■ **Your instructions**
Your task is to copy every line below that contains the word "caption".

■ **Raw data**
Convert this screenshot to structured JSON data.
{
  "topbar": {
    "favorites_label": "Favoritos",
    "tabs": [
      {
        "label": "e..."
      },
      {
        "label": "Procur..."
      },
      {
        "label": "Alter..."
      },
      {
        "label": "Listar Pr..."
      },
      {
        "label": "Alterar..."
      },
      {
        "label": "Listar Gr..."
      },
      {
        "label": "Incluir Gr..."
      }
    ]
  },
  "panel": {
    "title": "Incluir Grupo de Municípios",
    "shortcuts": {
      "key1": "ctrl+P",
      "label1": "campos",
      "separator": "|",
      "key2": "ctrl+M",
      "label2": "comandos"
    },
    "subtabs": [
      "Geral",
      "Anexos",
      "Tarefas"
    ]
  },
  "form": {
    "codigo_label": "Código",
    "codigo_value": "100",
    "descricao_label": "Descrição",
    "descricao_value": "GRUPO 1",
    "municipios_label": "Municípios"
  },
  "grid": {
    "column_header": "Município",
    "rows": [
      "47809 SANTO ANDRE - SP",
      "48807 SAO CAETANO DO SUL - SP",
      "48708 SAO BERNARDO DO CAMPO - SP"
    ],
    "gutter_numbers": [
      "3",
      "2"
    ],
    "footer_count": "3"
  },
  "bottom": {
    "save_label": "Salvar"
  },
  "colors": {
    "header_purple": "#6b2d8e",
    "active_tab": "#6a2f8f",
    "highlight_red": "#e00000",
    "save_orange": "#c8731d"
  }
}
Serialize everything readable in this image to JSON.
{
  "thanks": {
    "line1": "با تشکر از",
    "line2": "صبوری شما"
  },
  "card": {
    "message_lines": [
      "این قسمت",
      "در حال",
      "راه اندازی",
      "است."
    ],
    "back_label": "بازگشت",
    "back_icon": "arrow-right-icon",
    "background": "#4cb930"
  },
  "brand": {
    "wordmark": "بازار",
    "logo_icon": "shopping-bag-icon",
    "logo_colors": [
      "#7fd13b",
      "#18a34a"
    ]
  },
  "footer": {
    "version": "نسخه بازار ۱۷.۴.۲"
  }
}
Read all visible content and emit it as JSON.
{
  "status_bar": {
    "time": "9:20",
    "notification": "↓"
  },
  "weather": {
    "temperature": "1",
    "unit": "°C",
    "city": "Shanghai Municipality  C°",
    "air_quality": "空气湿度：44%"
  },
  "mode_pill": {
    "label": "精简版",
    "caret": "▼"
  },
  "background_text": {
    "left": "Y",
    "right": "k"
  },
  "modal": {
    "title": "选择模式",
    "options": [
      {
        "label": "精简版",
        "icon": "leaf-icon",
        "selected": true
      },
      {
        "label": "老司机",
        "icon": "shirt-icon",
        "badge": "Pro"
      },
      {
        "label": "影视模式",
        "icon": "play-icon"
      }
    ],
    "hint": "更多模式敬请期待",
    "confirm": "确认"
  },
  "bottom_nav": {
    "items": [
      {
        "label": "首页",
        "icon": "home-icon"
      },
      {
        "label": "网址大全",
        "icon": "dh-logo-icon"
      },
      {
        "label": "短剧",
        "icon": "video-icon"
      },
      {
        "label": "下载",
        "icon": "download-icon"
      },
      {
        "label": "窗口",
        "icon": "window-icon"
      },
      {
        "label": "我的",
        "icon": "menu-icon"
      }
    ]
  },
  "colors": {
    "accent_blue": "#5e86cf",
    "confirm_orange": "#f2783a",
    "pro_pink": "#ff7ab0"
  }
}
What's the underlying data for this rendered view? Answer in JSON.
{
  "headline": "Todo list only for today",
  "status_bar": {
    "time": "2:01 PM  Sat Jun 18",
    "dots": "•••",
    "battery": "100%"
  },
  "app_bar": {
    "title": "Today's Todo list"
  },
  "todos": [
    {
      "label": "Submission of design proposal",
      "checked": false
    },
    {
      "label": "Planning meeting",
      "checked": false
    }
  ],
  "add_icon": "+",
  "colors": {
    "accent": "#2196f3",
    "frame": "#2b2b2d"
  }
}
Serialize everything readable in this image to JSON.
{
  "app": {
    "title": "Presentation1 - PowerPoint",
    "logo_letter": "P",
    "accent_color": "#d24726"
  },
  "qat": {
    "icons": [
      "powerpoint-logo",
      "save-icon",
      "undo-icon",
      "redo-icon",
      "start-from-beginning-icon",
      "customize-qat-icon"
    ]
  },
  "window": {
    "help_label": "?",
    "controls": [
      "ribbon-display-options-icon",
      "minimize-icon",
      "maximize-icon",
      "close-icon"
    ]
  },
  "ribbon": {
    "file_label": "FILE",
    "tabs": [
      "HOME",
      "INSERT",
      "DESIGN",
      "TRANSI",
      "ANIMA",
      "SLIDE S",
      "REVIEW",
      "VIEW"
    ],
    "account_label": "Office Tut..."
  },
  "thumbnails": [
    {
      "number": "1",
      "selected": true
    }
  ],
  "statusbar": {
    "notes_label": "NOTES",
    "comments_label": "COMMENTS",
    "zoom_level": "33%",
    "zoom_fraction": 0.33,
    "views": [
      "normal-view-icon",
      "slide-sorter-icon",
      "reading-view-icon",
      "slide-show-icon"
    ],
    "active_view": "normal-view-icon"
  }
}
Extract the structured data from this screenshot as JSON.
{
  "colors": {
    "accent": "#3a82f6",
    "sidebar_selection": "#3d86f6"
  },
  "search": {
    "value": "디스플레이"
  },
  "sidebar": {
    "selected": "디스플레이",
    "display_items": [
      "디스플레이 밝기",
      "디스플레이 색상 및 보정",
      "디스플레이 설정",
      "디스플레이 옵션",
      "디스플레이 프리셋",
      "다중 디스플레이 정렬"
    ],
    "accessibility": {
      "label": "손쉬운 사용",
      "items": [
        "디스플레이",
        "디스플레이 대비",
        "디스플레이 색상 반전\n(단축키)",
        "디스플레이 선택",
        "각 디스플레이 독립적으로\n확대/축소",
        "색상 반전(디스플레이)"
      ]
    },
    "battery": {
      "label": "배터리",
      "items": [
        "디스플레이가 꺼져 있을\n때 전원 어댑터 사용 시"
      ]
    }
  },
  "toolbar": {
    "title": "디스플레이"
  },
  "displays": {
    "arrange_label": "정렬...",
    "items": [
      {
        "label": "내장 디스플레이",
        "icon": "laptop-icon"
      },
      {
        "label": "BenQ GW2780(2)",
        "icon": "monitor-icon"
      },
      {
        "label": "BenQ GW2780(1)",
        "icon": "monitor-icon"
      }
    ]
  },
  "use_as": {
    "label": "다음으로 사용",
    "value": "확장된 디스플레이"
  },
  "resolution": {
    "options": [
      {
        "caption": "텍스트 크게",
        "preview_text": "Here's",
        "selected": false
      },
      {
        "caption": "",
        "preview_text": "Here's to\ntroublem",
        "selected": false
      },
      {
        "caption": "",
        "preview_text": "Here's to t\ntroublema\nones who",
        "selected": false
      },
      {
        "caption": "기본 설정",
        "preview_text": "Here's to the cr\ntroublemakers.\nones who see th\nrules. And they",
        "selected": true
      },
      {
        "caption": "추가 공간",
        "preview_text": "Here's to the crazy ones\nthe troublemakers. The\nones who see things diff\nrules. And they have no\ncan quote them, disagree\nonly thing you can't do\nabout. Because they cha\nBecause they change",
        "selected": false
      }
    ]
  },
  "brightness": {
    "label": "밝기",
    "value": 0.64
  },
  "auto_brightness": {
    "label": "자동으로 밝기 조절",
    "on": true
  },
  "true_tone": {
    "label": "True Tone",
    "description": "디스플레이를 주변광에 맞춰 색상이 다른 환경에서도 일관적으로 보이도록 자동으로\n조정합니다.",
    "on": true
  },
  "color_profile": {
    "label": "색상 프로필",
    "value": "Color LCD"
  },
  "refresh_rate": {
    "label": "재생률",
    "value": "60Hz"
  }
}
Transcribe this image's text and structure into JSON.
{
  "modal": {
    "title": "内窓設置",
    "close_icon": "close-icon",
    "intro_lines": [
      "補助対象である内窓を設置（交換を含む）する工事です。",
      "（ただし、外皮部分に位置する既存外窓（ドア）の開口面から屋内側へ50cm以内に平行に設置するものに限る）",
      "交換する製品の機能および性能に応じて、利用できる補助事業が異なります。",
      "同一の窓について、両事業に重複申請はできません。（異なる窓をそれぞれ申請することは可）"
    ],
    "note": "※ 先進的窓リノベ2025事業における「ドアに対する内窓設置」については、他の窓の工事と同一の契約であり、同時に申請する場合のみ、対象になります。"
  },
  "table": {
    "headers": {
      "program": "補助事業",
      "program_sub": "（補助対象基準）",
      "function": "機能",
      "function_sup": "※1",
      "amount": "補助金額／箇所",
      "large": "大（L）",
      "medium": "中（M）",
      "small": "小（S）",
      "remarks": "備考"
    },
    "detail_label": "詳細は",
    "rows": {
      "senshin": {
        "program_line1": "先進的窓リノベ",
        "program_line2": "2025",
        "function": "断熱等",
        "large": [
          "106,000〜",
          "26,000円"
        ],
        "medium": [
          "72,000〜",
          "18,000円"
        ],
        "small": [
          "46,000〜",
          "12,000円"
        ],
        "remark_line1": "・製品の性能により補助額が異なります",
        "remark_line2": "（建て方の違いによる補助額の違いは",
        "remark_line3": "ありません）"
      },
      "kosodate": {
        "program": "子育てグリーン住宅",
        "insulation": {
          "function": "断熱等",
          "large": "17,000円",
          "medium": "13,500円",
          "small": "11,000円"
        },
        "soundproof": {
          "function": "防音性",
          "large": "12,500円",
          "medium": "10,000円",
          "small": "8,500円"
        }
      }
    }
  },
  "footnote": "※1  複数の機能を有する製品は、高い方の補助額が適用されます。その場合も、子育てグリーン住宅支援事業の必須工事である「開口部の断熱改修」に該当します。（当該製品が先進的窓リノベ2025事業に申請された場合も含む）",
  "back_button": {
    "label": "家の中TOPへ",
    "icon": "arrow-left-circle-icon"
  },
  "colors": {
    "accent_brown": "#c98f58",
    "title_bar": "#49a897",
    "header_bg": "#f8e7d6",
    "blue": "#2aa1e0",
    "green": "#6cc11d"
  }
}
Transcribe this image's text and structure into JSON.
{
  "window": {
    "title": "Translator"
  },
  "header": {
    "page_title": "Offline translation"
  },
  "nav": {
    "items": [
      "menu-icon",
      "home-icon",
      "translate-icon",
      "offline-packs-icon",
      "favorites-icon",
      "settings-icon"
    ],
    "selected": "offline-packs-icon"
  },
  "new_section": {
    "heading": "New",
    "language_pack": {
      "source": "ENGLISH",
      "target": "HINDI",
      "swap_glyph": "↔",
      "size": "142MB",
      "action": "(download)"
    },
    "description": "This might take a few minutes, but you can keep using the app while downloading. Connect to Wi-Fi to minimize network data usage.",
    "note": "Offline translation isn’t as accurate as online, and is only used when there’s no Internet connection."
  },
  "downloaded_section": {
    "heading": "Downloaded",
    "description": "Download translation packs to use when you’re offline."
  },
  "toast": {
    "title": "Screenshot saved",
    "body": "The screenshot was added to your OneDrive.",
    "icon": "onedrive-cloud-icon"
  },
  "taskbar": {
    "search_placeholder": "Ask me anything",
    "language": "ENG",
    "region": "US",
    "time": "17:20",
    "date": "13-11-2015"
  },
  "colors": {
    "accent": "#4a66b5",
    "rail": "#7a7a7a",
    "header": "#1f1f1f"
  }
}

■ **Answer**
        "caption": "텍스트 크게",
        "caption": "",
        "caption": "",
        "caption": "기본 설정",
        "caption": "추가 공간",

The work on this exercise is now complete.